His place is a locker in the absolute center of the room after a game on Monday night. Teammates are walking by on their way to the shower, and he's congratulating each one for the win against Buffalo. "Boom!" he tells one linebacker. "We're back," he tells another. "LOB," he says to Thomas.
Players are lining up at his locker. He has friends and family visiting from Norfolk. The engagement ring is already in his pocket for that night's proposal. In the coming days, Chancellor will rejoin the team and speak before another game, this one on the road against the Patriots. He will anchor the defense and bruise Tom Brady and lock down Rob Gronkowski on the decisive play of the game.

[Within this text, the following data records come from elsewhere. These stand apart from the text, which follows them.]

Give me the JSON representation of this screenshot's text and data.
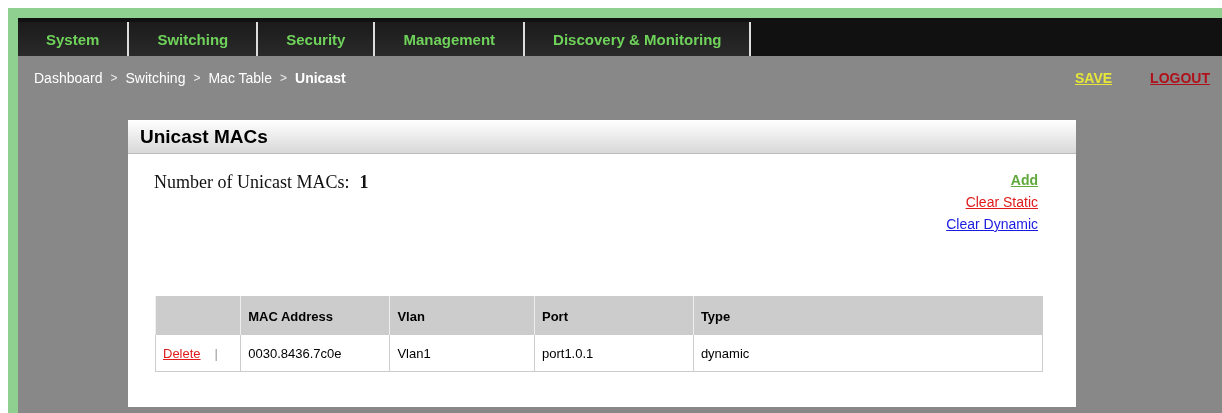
{
  "nav": {
    "tabs": [
      "System",
      "Switching",
      "Security",
      "Management",
      "Discovery & Monitoring"
    ]
  },
  "breadcrumb": {
    "separator": ">",
    "items": [
      "Dashboard",
      "Switching",
      "Mac Table",
      "Unicast"
    ]
  },
  "actions": {
    "save": "SAVE",
    "logout": "LOGOUT"
  },
  "panel": {
    "title": "Unicast MACs",
    "count_label": "Number of Unicast MACs:",
    "count": "1",
    "links": [
      {
        "label": "Add",
        "color": "#5fa83c"
      },
      {
        "label": "Clear Static",
        "color": "#e01b1b"
      },
      {
        "label": "Clear Dynamic",
        "color": "#1a1ae0"
      }
    ],
    "table": {
      "columns": [
        "MAC Address",
        "Vlan",
        "Port",
        "Type"
      ],
      "rows": [
        {
          "action": "Delete",
          "divider": "|",
          "cells": [
            "0030.8436.7c0e",
            "Vlan1",
            "port1.0.1",
            "dynamic"
          ]
        }
      ]
    }
  }
}
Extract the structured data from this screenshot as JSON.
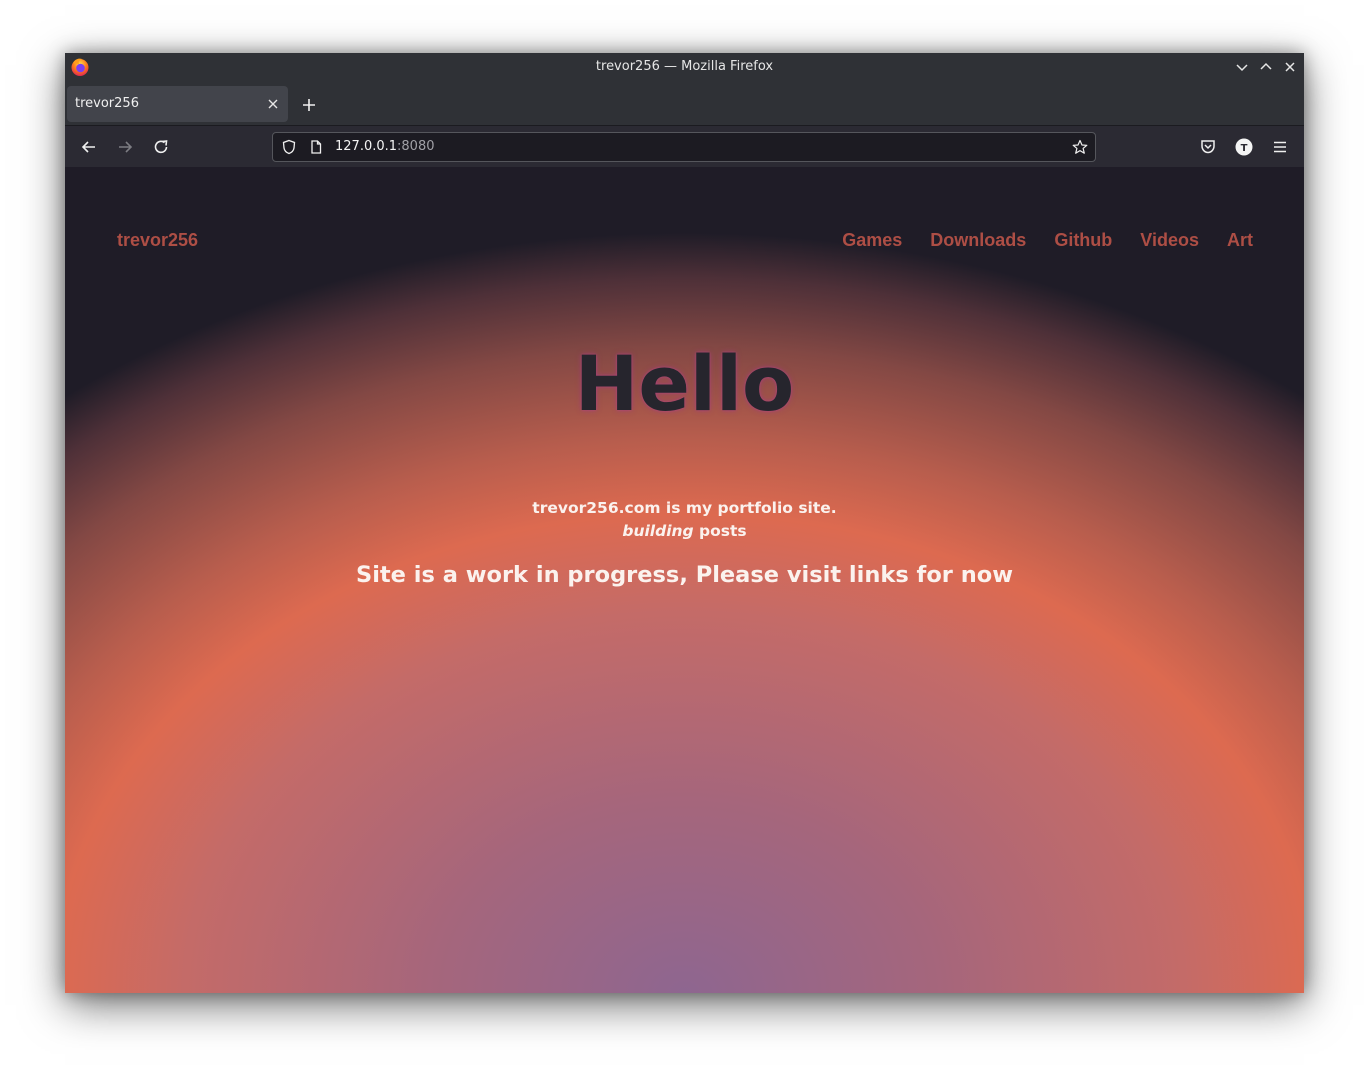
{
  "window": {
    "title": "trevor256 — Mozilla Firefox"
  },
  "tabs": [
    {
      "label": "trevor256",
      "active": true
    }
  ],
  "toolbar": {
    "url_host": "127.0.0.1",
    "url_port": ":8080"
  },
  "site": {
    "logo": "trevor256",
    "nav": [
      "Games",
      "Downloads",
      "Github",
      "Videos",
      "Art"
    ],
    "hero_title": "Hello",
    "tagline_line1": "trevor256.com is my portfolio site.",
    "tagline_line2_em": "building",
    "tagline_line2_rest": " posts",
    "notice": "Site is a work in progress, Please visit links for now"
  },
  "account_avatar_letter": "T",
  "colors": {
    "nav_link": "#ad4e45",
    "hero_text": "#26252d",
    "body_text": "#fbf2ee"
  }
}
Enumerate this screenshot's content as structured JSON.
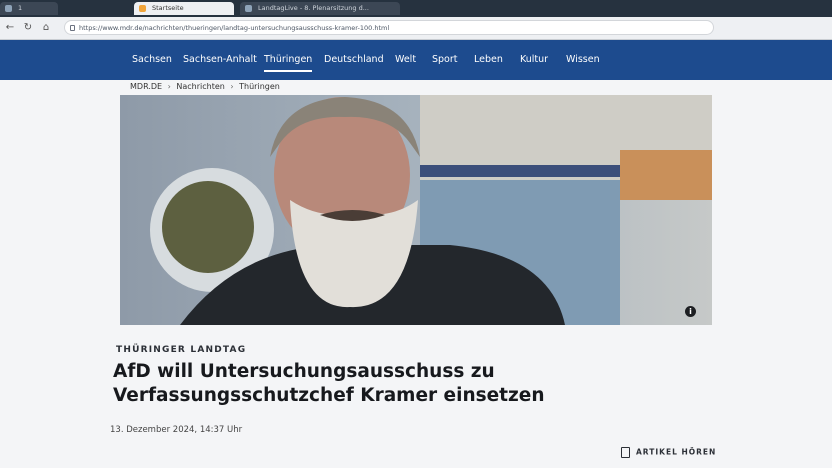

He will say, afterward, that the upset on the road against New England both counts as revenge for one of the Seahawks' trips to the Super Bowl and foreshadows another.
But even now, with Chancellor still injured and in street clothes, the team around him feels right. Players are ordering his postgame turmeric shakes. They are drinking his Reliant Recovery Water. The core is in place, and every member of that core is back in his proper role. Sherman is sitting at the locker to Chancellor's left, making bold proclamations to a bank of television cameras. Wilson is already out of his uniform and dressed up in a jacket and tie on his way to the news conference. And now Pete Carroll is walking into the locker room, bouncing on his toes, that 10-year-old's smile on his face, striding by Wilson and then by Sherman as he makes a beeline for Chancellor's locker.
"What a speech," Carroll tells him. "Thanks for lighting us all up."